_TASK TO COMPLETE_: Would you write out the listing verbatim and skip every picture in it?
=-=-=-=-=
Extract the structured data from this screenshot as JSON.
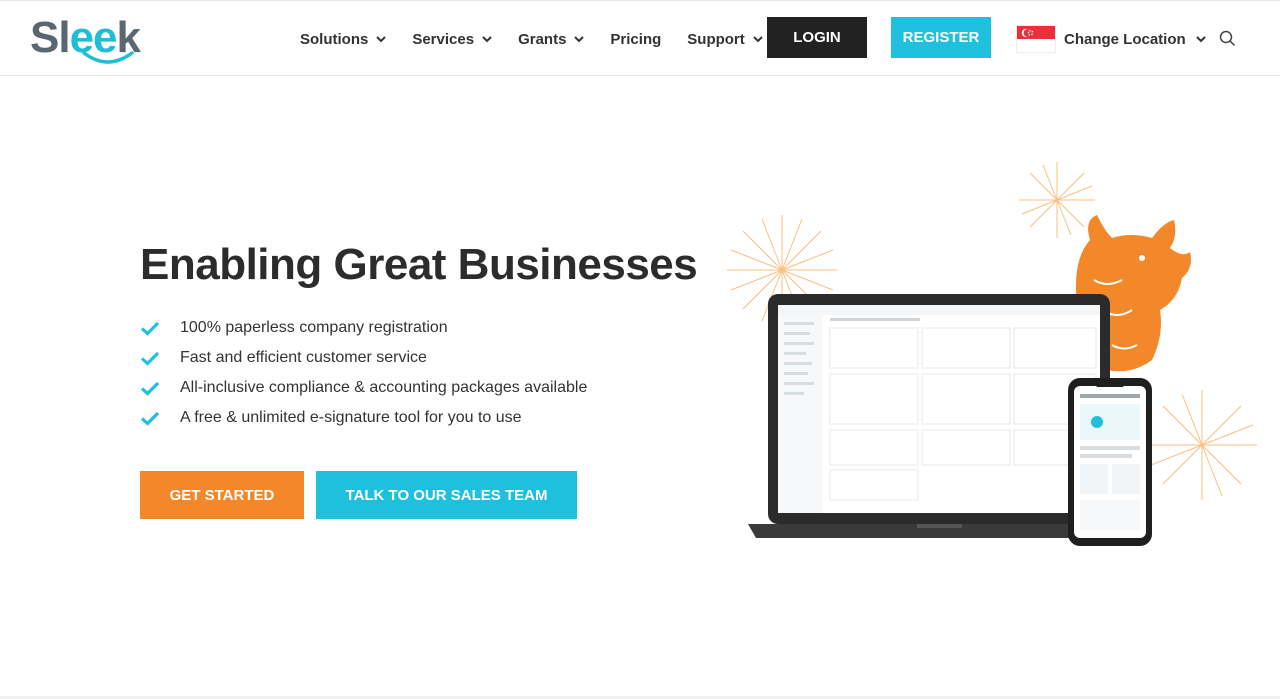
{
  "header": {
    "logo_text": "Sleek",
    "nav": [
      {
        "label": "Solutions",
        "dropdown": true
      },
      {
        "label": "Services",
        "dropdown": true
      },
      {
        "label": "Grants",
        "dropdown": true
      },
      {
        "label": "Pricing",
        "dropdown": false
      },
      {
        "label": "Support",
        "dropdown": true
      }
    ],
    "login_label": "LOGIN",
    "register_label": "REGISTER",
    "location_label": "Change Location",
    "location_flag": "singapore-flag-icon",
    "search_icon": "search-icon"
  },
  "hero": {
    "title": "Enabling Great Businesses",
    "features": [
      "100% paperless company registration",
      "Fast and efficient customer service",
      "All-inclusive compliance & accounting packages available",
      "A free & unlimited e-signature tool for you to use"
    ],
    "cta_primary": "GET STARTED",
    "cta_secondary": "TALK TO OUR SALES TEAM",
    "illustration": "laptop-phone-dashboard-with-ox-and-fireworks"
  },
  "colors": {
    "brand_cyan": "#1ec0dd",
    "brand_orange": "#f2882a",
    "dark": "#222222",
    "check": "#1ec0dd"
  }
}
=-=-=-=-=
_REPLY TO THE EXERCISE_:
Extract the structured data from this screenshot as JSON.
{
  "header": {
    "logo_text": "Sleek",
    "nav": [
      {
        "label": "Solutions",
        "dropdown": true
      },
      {
        "label": "Services",
        "dropdown": true
      },
      {
        "label": "Grants",
        "dropdown": true
      },
      {
        "label": "Pricing",
        "dropdown": false
      },
      {
        "label": "Support",
        "dropdown": true
      }
    ],
    "login_label": "LOGIN",
    "register_label": "REGISTER",
    "location_label": "Change Location",
    "location_flag": "singapore-flag-icon",
    "search_icon": "search-icon"
  },
  "hero": {
    "title": "Enabling Great Businesses",
    "features": [
      "100% paperless company registration",
      "Fast and efficient customer service",
      "All-inclusive compliance & accounting packages available",
      "A free & unlimited e-signature tool for you to use"
    ],
    "cta_primary": "GET STARTED",
    "cta_secondary": "TALK TO OUR SALES TEAM",
    "illustration": "laptop-phone-dashboard-with-ox-and-fireworks"
  },
  "colors": {
    "brand_cyan": "#1ec0dd",
    "brand_orange": "#f2882a",
    "dark": "#222222",
    "check": "#1ec0dd"
  }
}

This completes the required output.